In a high volume bakery, sheet pans perform a repertoire more exhaustive than a non-equity Shakespearean summer stock company. Sheet pans are hard working and resilient, and except for the occasional warped pan that you discover moments after you close the oven door behind it, extremely dependable. We should remember however, that before sheet pans bounced out of commercial kitchens into home kitchens, we affectionately referred to them as cookie sheets or jellyroll pans.
I knew sheet pan when he was just a baby, a mere cookie sheet. Rectangular and flat with a pouty lip on one side, the pan needed to be greased or outfitted in wax paper, because home bakers didn’t have access to parchment paper. A partially unwrapped stick of Land O’Lakes sweet butter skated across the pan’s well-worn surface, covering the aluminum in a patina of soft yellow. Generous spoonfuls of cookie dough studded with semi-sweet morsels were dropped in strategic formation, 4 across by 6 down. Twelve minutes later, steadied by a pot holder, the cookies exited the oven, slightly puffy with brown sugar edges. A few renegade chocolate morsels hovered perilously close to the edge of the pan and had to be coaxed back with an icing spatula or when cool enough, a pinky finger.
I also knew cookie sheet’s closest relation, the jellyroll pan, measuring 15½” x 10½” with 1” high sides. Jellyroll pans held airy, sponge cake batter that rose just to the top of the pan, only to endure a blizzard of powdered sugar before being wrapped around a clean kitchen towel. Once cooled and unrolled, the cake was filled with jelly or whipped cream, re-rolled and dusted with more powdered sugar or a shiny chocolate glaze.
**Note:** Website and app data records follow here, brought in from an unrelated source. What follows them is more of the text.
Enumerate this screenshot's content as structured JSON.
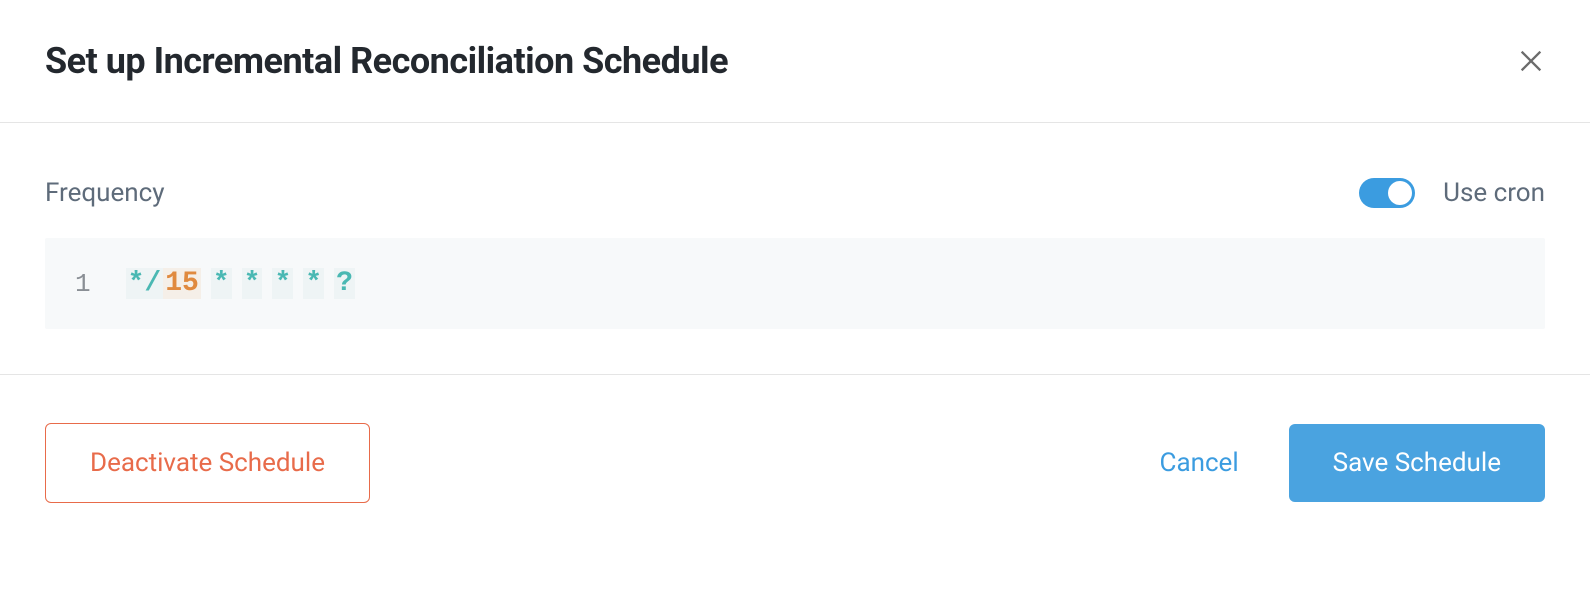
{
  "header": {
    "title": "Set up Incremental Reconciliation Schedule"
  },
  "body": {
    "frequency_label": "Frequency",
    "use_cron_label": "Use cron",
    "use_cron_on": true,
    "cron_line_number": "1",
    "cron_tokens": [
      {
        "text": "*/",
        "cls": "cron-tok-teal"
      },
      {
        "text": "15",
        "cls": "cron-tok-orange"
      },
      {
        "text": "*",
        "cls": "cron-tok-teal"
      },
      {
        "text": "*",
        "cls": "cron-tok-teal"
      },
      {
        "text": "*",
        "cls": "cron-tok-teal"
      },
      {
        "text": "*",
        "cls": "cron-tok-teal"
      },
      {
        "text": "?",
        "cls": "cron-tok-teal"
      }
    ]
  },
  "footer": {
    "deactivate_label": "Deactivate Schedule",
    "cancel_label": "Cancel",
    "save_label": "Save Schedule"
  }
}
Cookie sheets and jellyroll pans weren’t particularly glamorous, they were utilitarian, stacking agreeably in just a sliver of a kitchen cabinet, rarely crossing the line from sweet to savory. On occasion, the jellyroll pan would inch its way over from cake to pie, elbowing the traditional 9” pie plate out of the way.
In late summer, at the height of blueberry and peach season, Jessie would reach up into the slim cabinet above the oven and wiggle a jellyroll pan out from beneath a stack of cookie sheets. She filled the pan with a press-in dough that tasted more of cookie than of pie crust. Jessie then blanched sweet yellow peaches, slicing them into thick wedges and reducing their rosy juices into a syrup spiked with almond extract. Rows of blueberries and peaches tumbled across the cookie crust, which had been sprinkled with a little bit of sugar and just enough Minute tapioca to contain the runaway fruit juices. The pie was baked just until the blueberries and peaches had sighed, leaning back into the golden crust. This was the only pie Jessie baked in a rectangular pan and we ate it with enthusiasm, warm forkfuls of summer under puddles of vanilla ice cream.
Nostalgia runs deep in my bones which might explain my reticence in utilizing a sheet pan to make meals. No one uses the term ‘cookie sheet’ anymore, and sheet pan has become part of our everyday kitchen vernacular, a term as casual as canelés and sous-vide. Sheet pan is no longer simply a noun, it has morphed into a verb, emblazoned as a headline, entreating me from high-end cookware displays, shouting at me from bookshelves, insisting that tonight is the night to “Sheet Pan Your Dinner!” Maybe it does streamline dinner and brunch, maybe even snacks can benefit. So go ahead, live your very best sheet pan life. If you're looking for me however, I'll be in the kitchen holding on to my cookie sheet/jellyroll pan reverie with a pot holder, not an oven mitt. I’m sorry sheet pan; it’s not you, it’s me.